Tammy Petrasic, the facilities management director, and MG Berhe, the center’s head of information technology, both worked on the building’s design.

The exterior of the building is nondescript. Dozens of cameras watch the comings and goings throughout the facility.

Berhe and Petrasic pass through several rooms and a corridor to the data center floor. Berhe uses his security badge and fingerprint to gain access. The door opens and the loud roar of servers and air conditioning filters into the outer room. 

Inside, rows and rows of metal cabinets hold 400 servers on a raised floor about the size of an NBA basketball court. There are also data storage machines here.

The servers kick out a lot of heat. A 2007 EPA report to Congress estimated that half of the energy used in data centers is used to cool servers and data storage equipment.

The Highmark center was designed to circulate the hot air away from the servers.

“Because we circulate the air, that allows an advantage, so we don’t have to use the air conditioning system,” says Berhe. “We have to use it less with the circulation.”

Just a decade ago, server rooms were kept cooler. Now this room's temperature is maintained at 77 degrees. The servers are cooled with a mechanical air conditioner and a passive air exchange system that allows outdoor air in cooler seasons to chill the water in the AC.

The newer generation of servers used at this center is less temperature sensitive and more energy efficient. In fact, some individual servers here have been adapted to work like multiple servers.

“We’re operating more efficiently than 80 percent of the data centers across the country,” says Petrasic.

But Highmark’s electric bill is still around $800 thousand a year because the center has backup power supplies, redundant Internet connections and cooling equipment, and high-security systems. The company says the medical information they process round-the-clock is just too important to give up these safeguards.

“At this data center we’re going to continue to do what we can to save energy but you get to the point where you know there’s a point of no return where you have to maintain operations first,” Petrasic says.

A growing sector

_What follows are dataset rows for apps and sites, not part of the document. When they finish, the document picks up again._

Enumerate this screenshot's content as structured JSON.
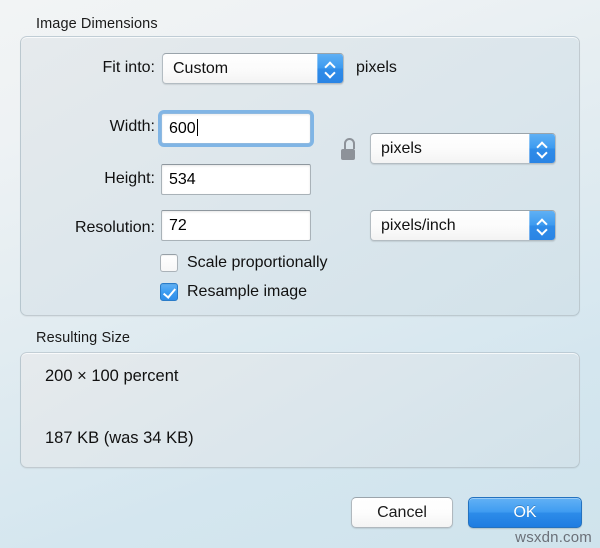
{
  "sections": {
    "image_dimensions": {
      "title": "Image Dimensions",
      "fit_into": {
        "label": "Fit into:",
        "selected": "Custom",
        "unit_suffix": "pixels"
      },
      "width": {
        "label": "Width:",
        "value": "600",
        "focused": true
      },
      "height": {
        "label": "Height:",
        "value": "534"
      },
      "resolution": {
        "label": "Resolution:",
        "value": "72"
      },
      "size_unit": {
        "selected": "pixels"
      },
      "resolution_unit": {
        "selected": "pixels/inch"
      },
      "lock_icon": "unlocked-padlock-icon",
      "checkboxes": [
        {
          "label": "Scale proportionally",
          "checked": false
        },
        {
          "label": "Resample image",
          "checked": true
        }
      ]
    },
    "resulting_size": {
      "title": "Resulting Size",
      "percent_line": "200 × 100 percent",
      "filesize_line": "187 KB (was 34 KB)"
    }
  },
  "buttons": {
    "cancel": "Cancel",
    "ok": "OK"
  },
  "watermark": "wsxdn.com",
  "colors": {
    "accent_blue": "#2d8ce9",
    "focus_ring": "#70ace4",
    "panel_bg": "#dbe6ec",
    "lock_gray": "#8d9299"
  }
}
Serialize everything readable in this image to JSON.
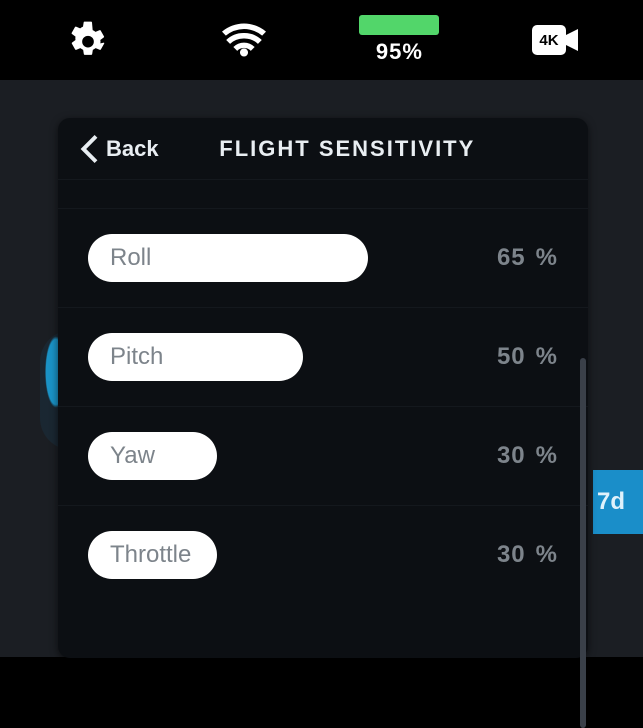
{
  "status": {
    "battery_pct": "95%"
  },
  "background": {
    "right_label": "7d"
  },
  "panel": {
    "back_label": "Back",
    "title": "FLIGHT SENSITIVITY"
  },
  "sliders": [
    {
      "name": "Roll",
      "value": 65,
      "display": "65",
      "unit": "%"
    },
    {
      "name": "Pitch",
      "value": 50,
      "display": "50",
      "unit": "%"
    },
    {
      "name": "Yaw",
      "value": 30,
      "display": "30",
      "unit": "%"
    },
    {
      "name": "Throttle",
      "value": 30,
      "display": "30",
      "unit": "%"
    }
  ]
}
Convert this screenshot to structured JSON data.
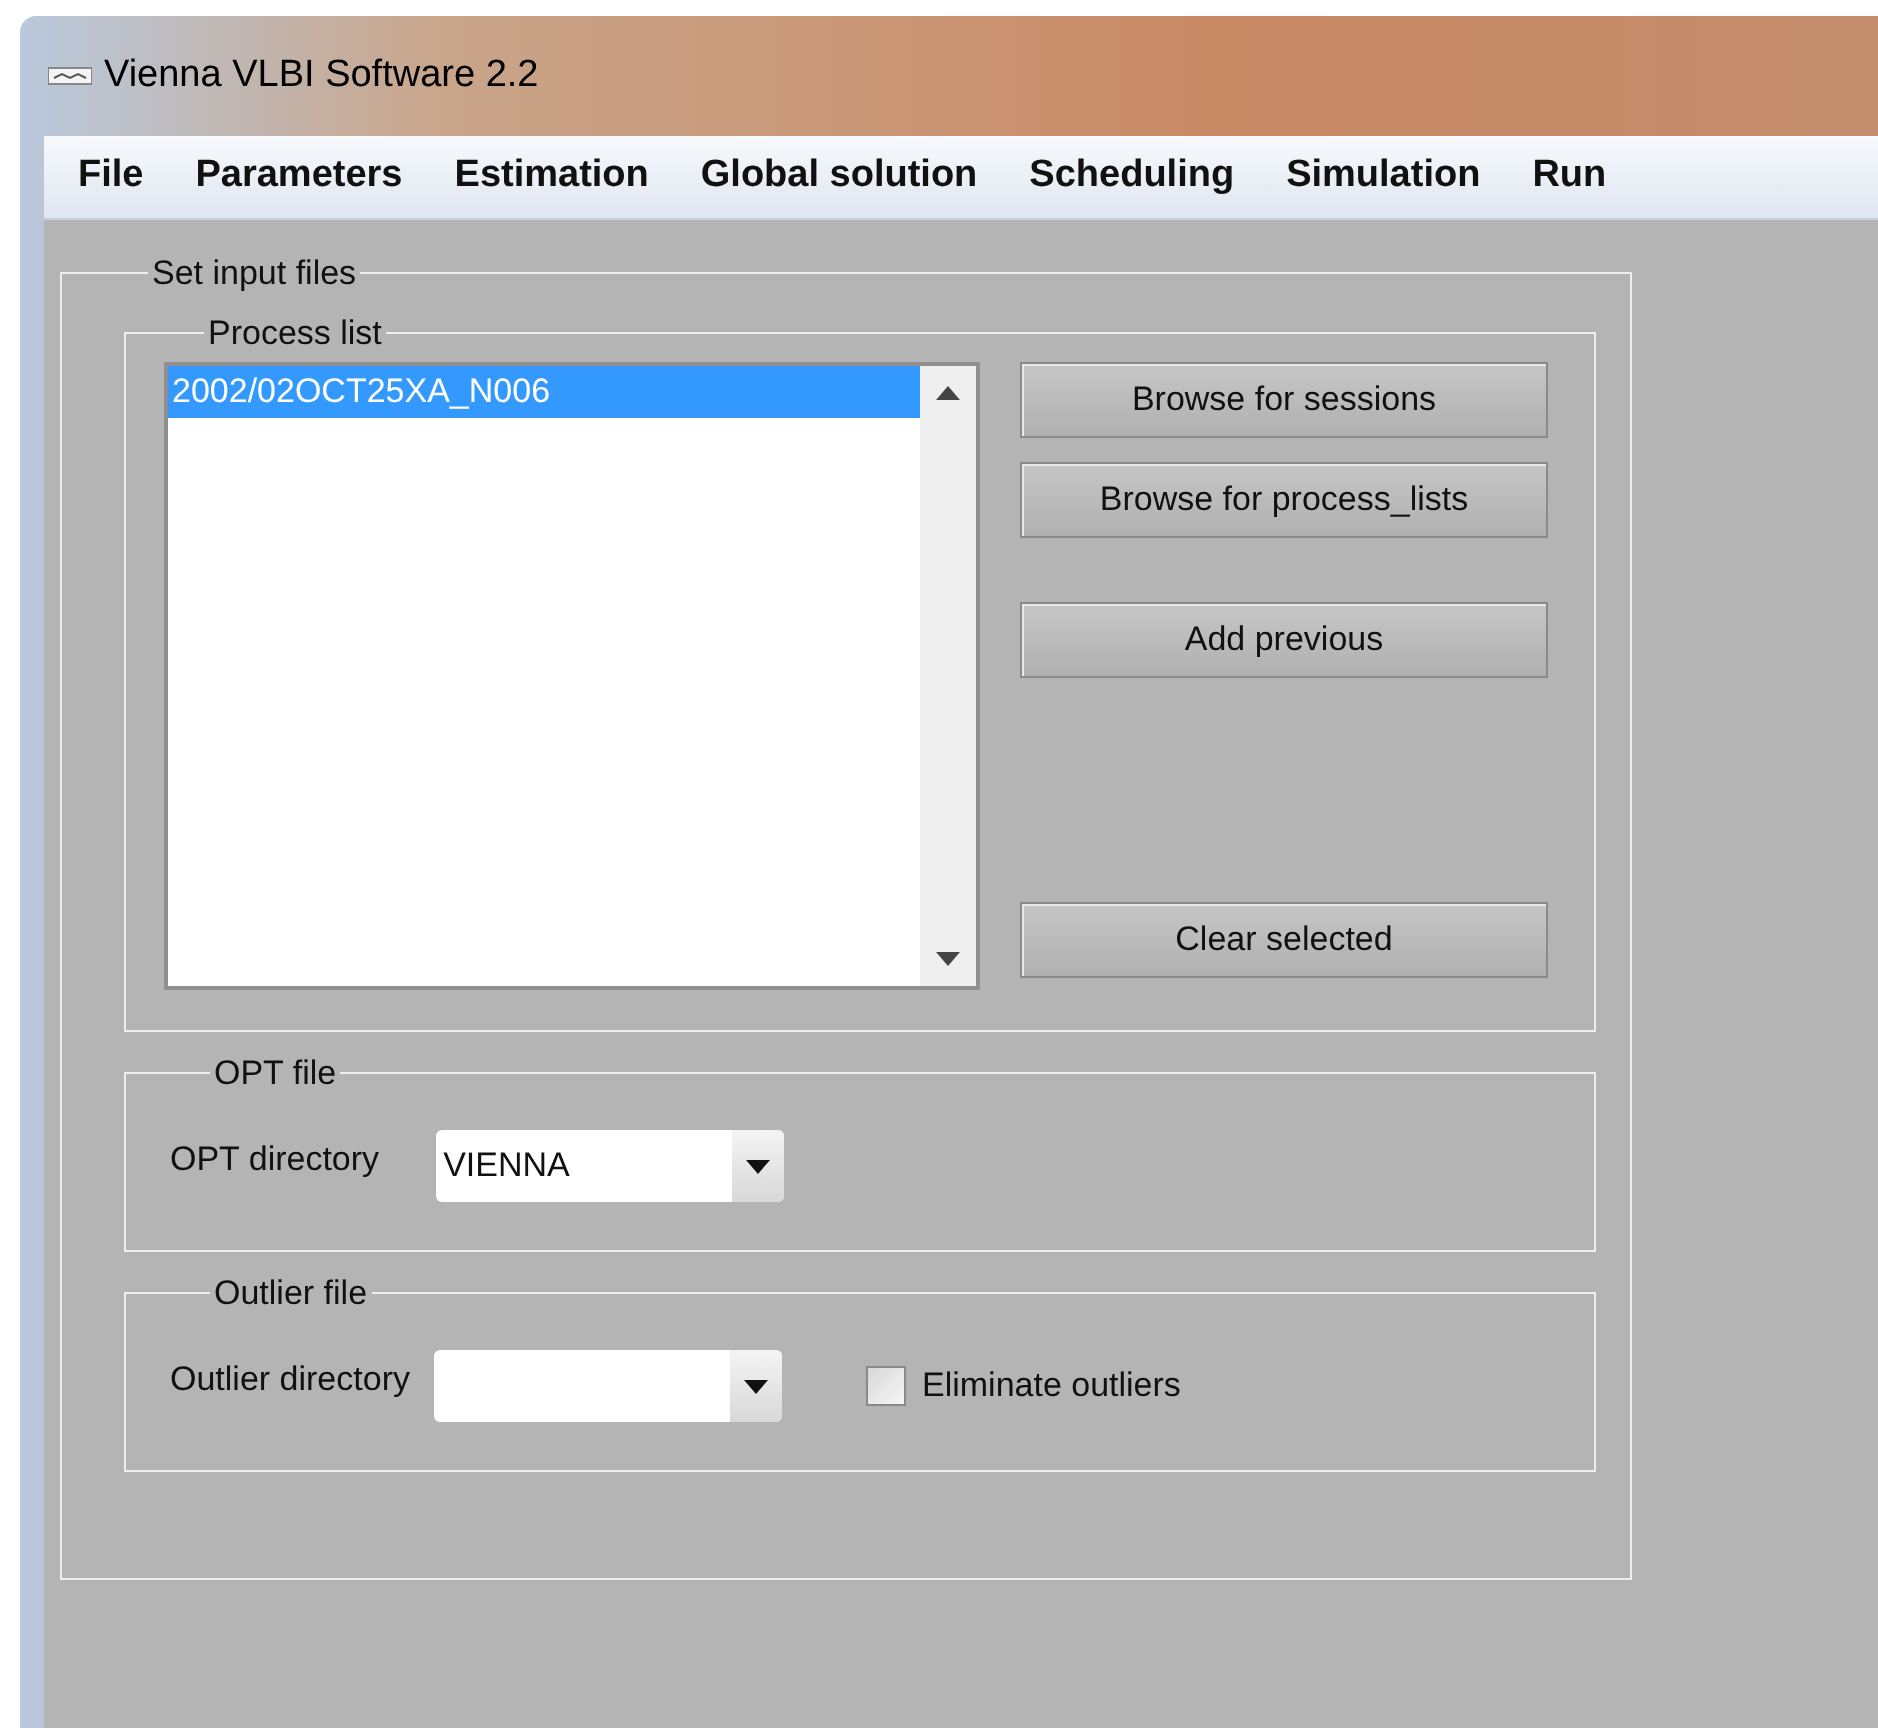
{
  "window": {
    "title": "Vienna VLBI Software 2.2"
  },
  "menu": [
    "File",
    "Parameters",
    "Estimation",
    "Global solution",
    "Scheduling",
    "Simulation",
    "Run"
  ],
  "panel": {
    "title": "Set input files",
    "process_list": {
      "title": "Process list",
      "items": [
        {
          "label": "2002/02OCT25XA_N006",
          "selected": true
        }
      ],
      "buttons": [
        "Browse for sessions",
        "Browse for process_lists",
        "Add previous",
        "Clear selected"
      ]
    },
    "opt_file": {
      "title": "OPT file",
      "label": "OPT directory",
      "value": "VIENNA"
    },
    "outlier_file": {
      "title": "Outlier file",
      "label": "Outlier directory",
      "checkbox": {
        "label": "Eliminate outliers",
        "checked": false
      }
    }
  }
}
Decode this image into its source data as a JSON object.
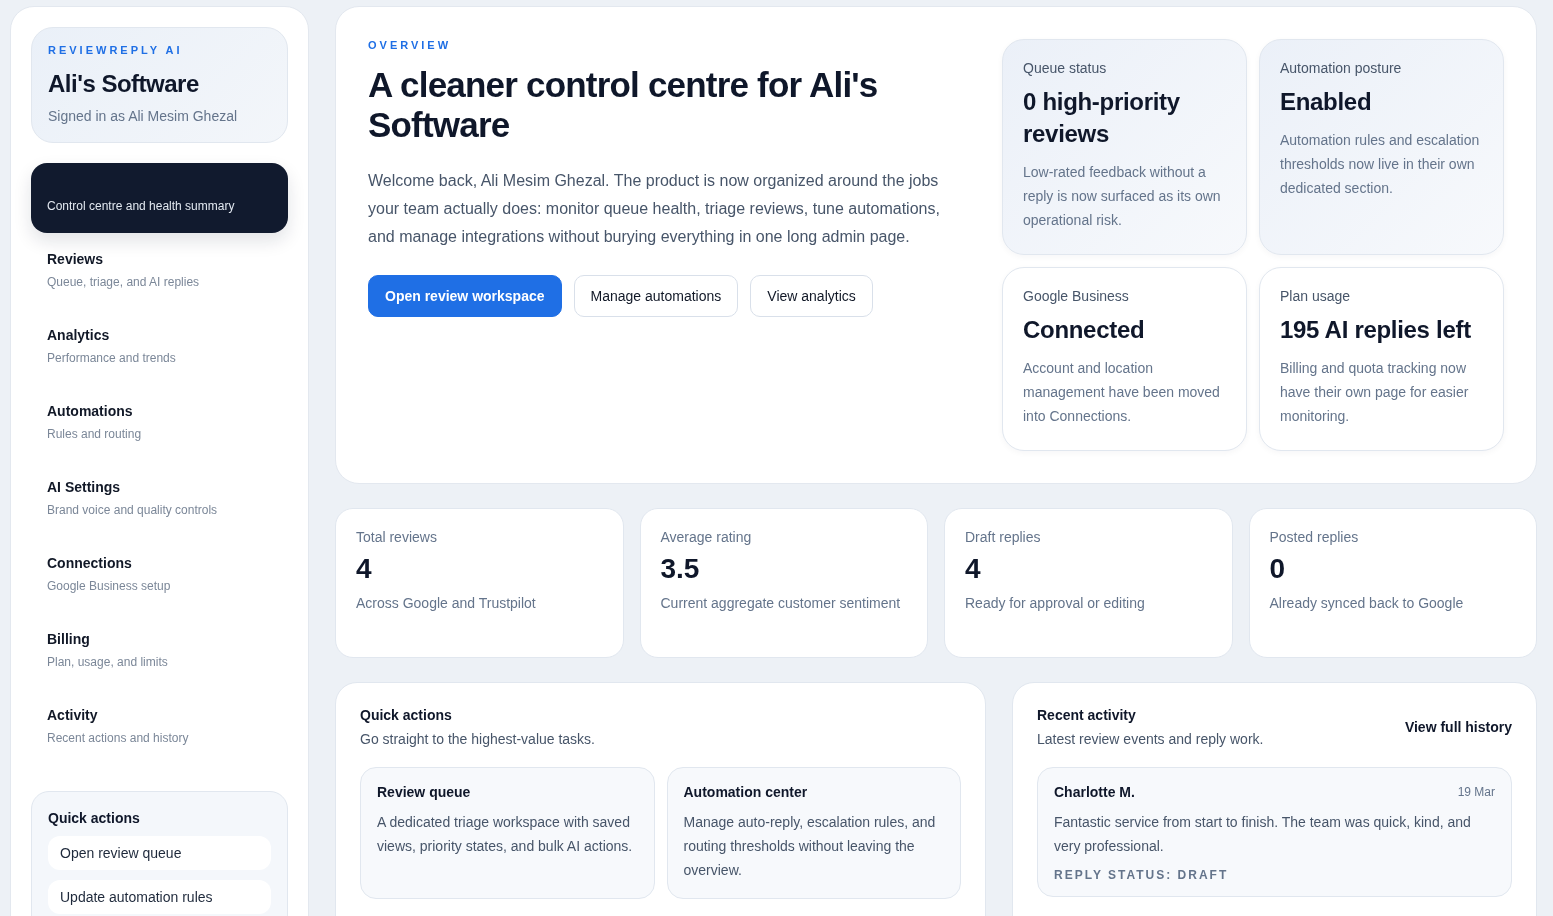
{
  "sidebar": {
    "brand": {
      "eyebrow": "REVIEWREPLY AI",
      "title": "Ali's Software",
      "subtitle": "Signed in as Ali Mesim Ghezal"
    },
    "nav_items": [
      {
        "description": "Control centre and health summary",
        "selected": true
      },
      {
        "label": "Reviews",
        "description": "Queue, triage, and AI replies",
        "selected": false
      },
      {
        "label": "Analytics",
        "description": "Performance and trends",
        "selected": false
      },
      {
        "label": "Automations",
        "description": "Rules and routing",
        "selected": false
      },
      {
        "label": "AI Settings",
        "description": "Brand voice and quality controls",
        "selected": false
      },
      {
        "label": "Connections",
        "description": "Google Business setup",
        "selected": false
      },
      {
        "label": "Billing",
        "description": "Plan, usage, and limits",
        "selected": false
      },
      {
        "label": "Activity",
        "description": "Recent actions and history",
        "selected": false
      }
    ],
    "quick_actions": {
      "title": "Quick actions",
      "items": [
        "Open review queue",
        "Update automation rules"
      ]
    }
  },
  "hero": {
    "eyebrow": "OVERVIEW",
    "title": "A cleaner control centre for Ali's Software",
    "intro": "Welcome back, Ali Mesim Ghezal. The product is now organized around the jobs your team actually does: monitor queue health, triage reviews, tune automations, and manage integrations without burying everything in one long admin page.",
    "buttons": [
      {
        "label": "Open review workspace",
        "kind": "primary"
      },
      {
        "label": "Manage automations",
        "kind": "secondary"
      },
      {
        "label": "View analytics",
        "kind": "secondary"
      }
    ],
    "tiles": [
      {
        "label": "Queue status",
        "value": "0 high-priority reviews",
        "note": "Low-rated feedback without a reply is now surfaced as its own operational risk.",
        "highlighted": true
      },
      {
        "label": "Automation posture",
        "value": "Enabled",
        "note": "Automation rules and escalation thresholds now live in their own dedicated section.",
        "highlighted": true
      },
      {
        "label": "Google Business",
        "value": "Connected",
        "note": "Account and location management have been moved into Connections.",
        "highlighted": false
      },
      {
        "label": "Plan usage",
        "value": "195 AI replies left",
        "note": "Billing and quota tracking now have their own page for easier monitoring.",
        "highlighted": false
      }
    ]
  },
  "stats": [
    {
      "label": "Total reviews",
      "value": "4",
      "note": "Across Google and Trustpilot"
    },
    {
      "label": "Average rating",
      "value": "3.5",
      "note": "Current aggregate customer sentiment"
    },
    {
      "label": "Draft replies",
      "value": "4",
      "note": "Ready for approval or editing"
    },
    {
      "label": "Posted replies",
      "value": "0",
      "note": "Already synced back to Google"
    }
  ],
  "quick_actions": {
    "title": "Quick actions",
    "subtitle": "Go straight to the highest-value tasks.",
    "cards": [
      {
        "title": "Review queue",
        "description": "A dedicated triage workspace with saved views, priority states, and bulk AI actions."
      },
      {
        "title": "Automation center",
        "description": "Manage auto-reply, escalation rules, and routing thresholds without leaving the overview."
      }
    ]
  },
  "recent_activity": {
    "title": "Recent activity",
    "subtitle": "Latest review events and reply work.",
    "link": "View full history",
    "events": [
      {
        "author": "Charlotte M.",
        "date": "19 Mar",
        "text": "Fantastic service from start to finish. The team was quick, kind, and very professional.",
        "status": "REPLY STATUS: DRAFT"
      }
    ]
  }
}
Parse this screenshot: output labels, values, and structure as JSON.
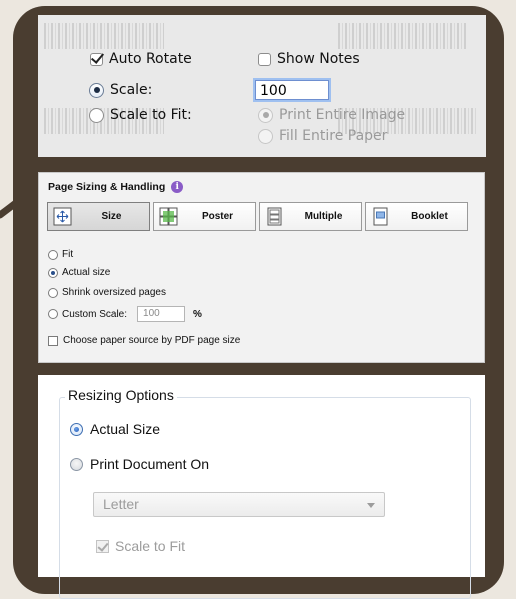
{
  "mac_dialog": {
    "auto_rotate_label": "Auto Rotate",
    "auto_rotate_checked": true,
    "show_notes_label": "Show Notes",
    "show_notes_checked": false,
    "scale_label": "Scale:",
    "scale_value": "100",
    "scale_to_fit_label": "Scale to Fit:",
    "print_entire_image_label": "Print Entire Image",
    "fill_entire_paper_label": "Fill Entire Paper"
  },
  "page_sizing": {
    "title": "Page Sizing & Handling",
    "info_icon": "i",
    "tabs": [
      {
        "label": "Size",
        "icon": "size-icon",
        "active": true
      },
      {
        "label": "Poster",
        "icon": "poster-icon",
        "active": false
      },
      {
        "label": "Multiple",
        "icon": "multiple-icon",
        "active": false
      },
      {
        "label": "Booklet",
        "icon": "booklet-icon",
        "active": false
      }
    ],
    "fit_label": "Fit",
    "actual_size_label": "Actual size",
    "shrink_label": "Shrink oversized pages",
    "custom_scale_label": "Custom Scale:",
    "custom_scale_value": "100",
    "percent_sign": "%",
    "paper_source_label": "Choose paper source by PDF page size",
    "selected_option": "Actual size"
  },
  "resizing": {
    "group_title": "Resizing Options",
    "actual_size_label": "Actual Size",
    "print_document_on_label": "Print Document On",
    "paper_select_value": "Letter",
    "scale_to_fit_label": "Scale to Fit",
    "selected_option": "Actual Size"
  },
  "colors": {
    "frame": "#4a3d30",
    "page_background": "#ece7df",
    "accent_info": "#8a5cc7"
  }
}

Some energy experts see these layers of redundant equipment and power sources as overkill. But Pierre Delforge, who focuses on high-tech energy consumption for the Natural Resources Defense Council, is encouraged by energy advances in the data center industry. Nevertheless, he says there are many more savings to be had in big centers. He also says smaller facilities – spaces with fewer than 100 servers – need to do more to save energy.

“Collectively they are responsible for approximately half of all data center energy use in the US," says Delforge. 

Delforge says small centers can collectively save about $2 billion a year in energy bills by running fewer servers at full capacity and better managing air flow. Energy savings are important because his 2012 study for NRDC finds the data center sector is growing.

The report estimates the sector is growing between five to ten percent. It says, if left unchecked it could more than double by the end of the decade and become one of the largest users of electricity in the United States.

The federal government is beginning to consolidate some of its thousands of data centers and has started to work with the industry to measure and reduce energy use. Highmark, for example, reports to EPA once a month about electricity consumption. The hope is all these efforts will lower US data center bills and reduce the industry’s carbon footprint.